When I found a miniature replica of a cart and pony being driven by a little dark-haired girl, I finally began to understand. I wasn’t in the middle of my second childhood. The growing collection was providing something that I needed. Something that made me smile, kept me engaged in my story even while I was away from the keyboard, and sparked my creativity. I was creating a 3D version of the type of collage the 8Ladies were assigned to create while studying at McD. A discovery collage.
Which brings me to yesterday morning. While taking photos to include with this post, I heard the voice. A trilogy, it whispered. Okay (I thought). Fine. A three book series (I’d planned to write a series anyway), centering around Dry Creek. No, the voice said more insistently, three books that feature or star River.
That was a revelation that I instantly knew was right. River’s story will slowly unfold across three novels. In my current WIP her childhood (and search for a mother), will unfurl. In Cord’s story (up next) she’ll be in the middle of her teenage years, interning in the sheriff’s office for the summer (Cheyenne and Reed are off on an adventure). Poor Cord will be saddled with the sassy, sixteen-year old trouble magnet–which won’t exactly be conducive to romance. A good thing, since romance is the last thing on Cord’s mind. Until con-artist Sloan Deveron hits town, that is. As you’ve probably guessed, the last book in the trilogy will star a grown-up River pursuing a career in law enforcement, as well as her own HEA.
Truthfully, I’m rather shocked at all of this. I had no idea when I bought that little pink hat a year ago that it would be the creative inspiration for my next two books. These new discoveries will mean a few changes to River in my current WIP since I finally understand what she’s been trying to tell me for months.
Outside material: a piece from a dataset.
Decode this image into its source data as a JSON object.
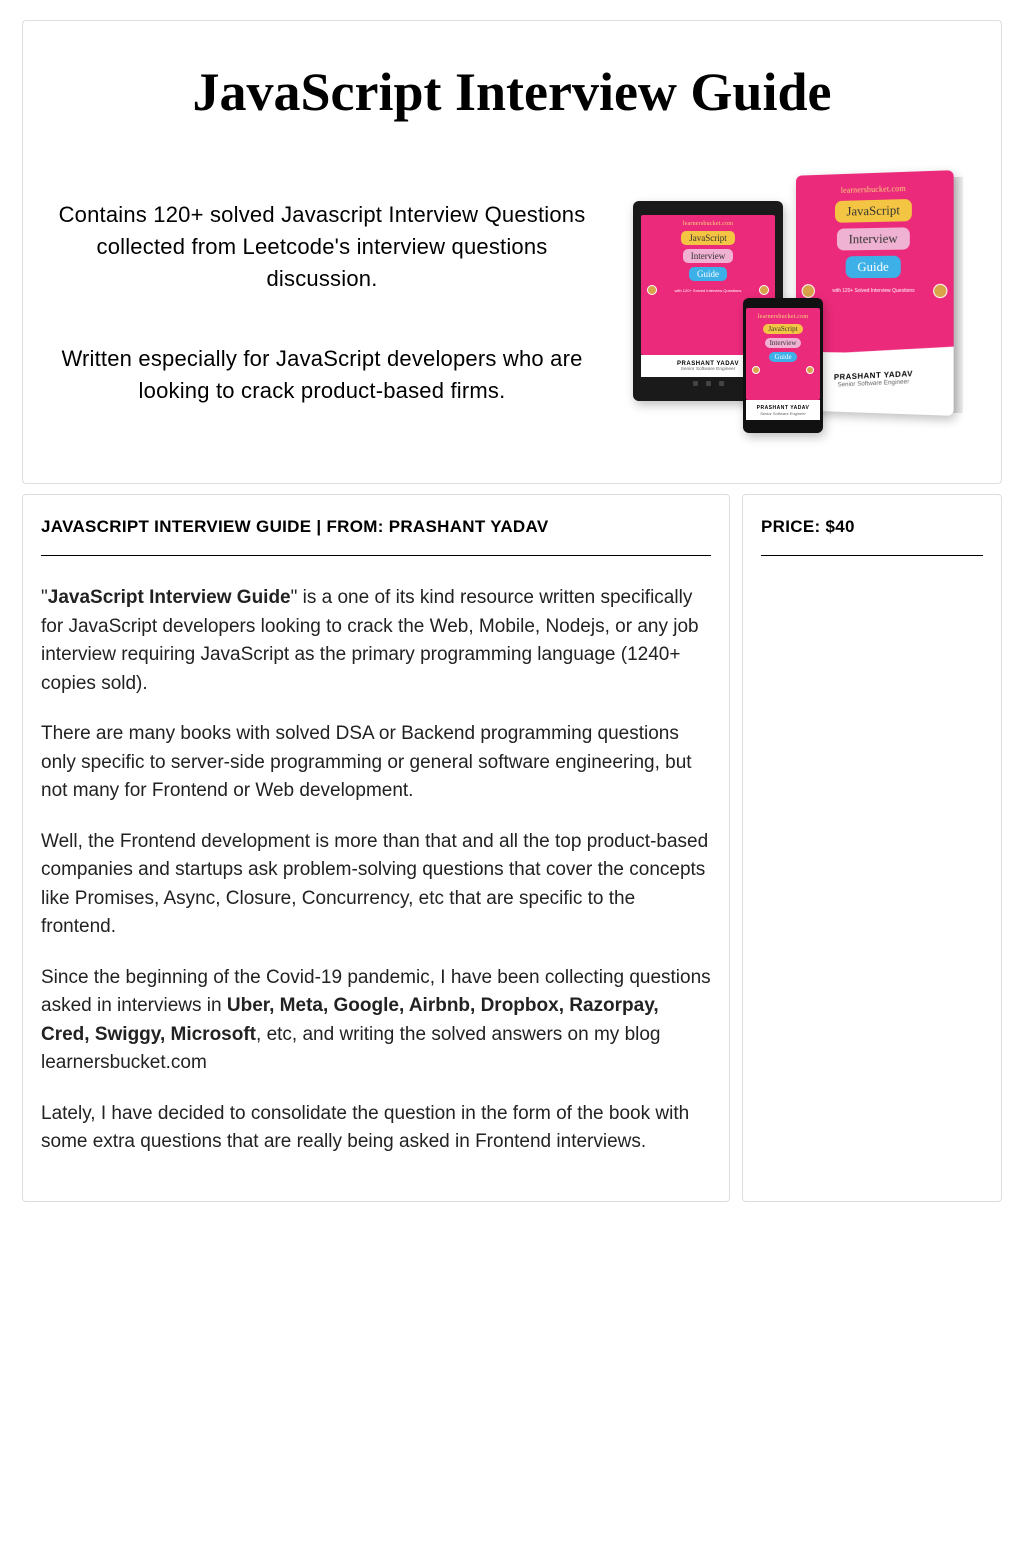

River is a cowgirl who idolizes her Uncle Cord. A peewee wild west version of a law officer with a little pink felt hat, and a couple of (pink) six shooters. Given the gun violence running rampant in schools today, I’ll probably take some flak for the toy guns, but right now River as gunslinger is the segue into the next novel.
Plus I owe the kid big (or so she tells me, and she hasn’t been wrong yet).
Who or what is your creative muse? What have they/it whispered (or shouted) lately?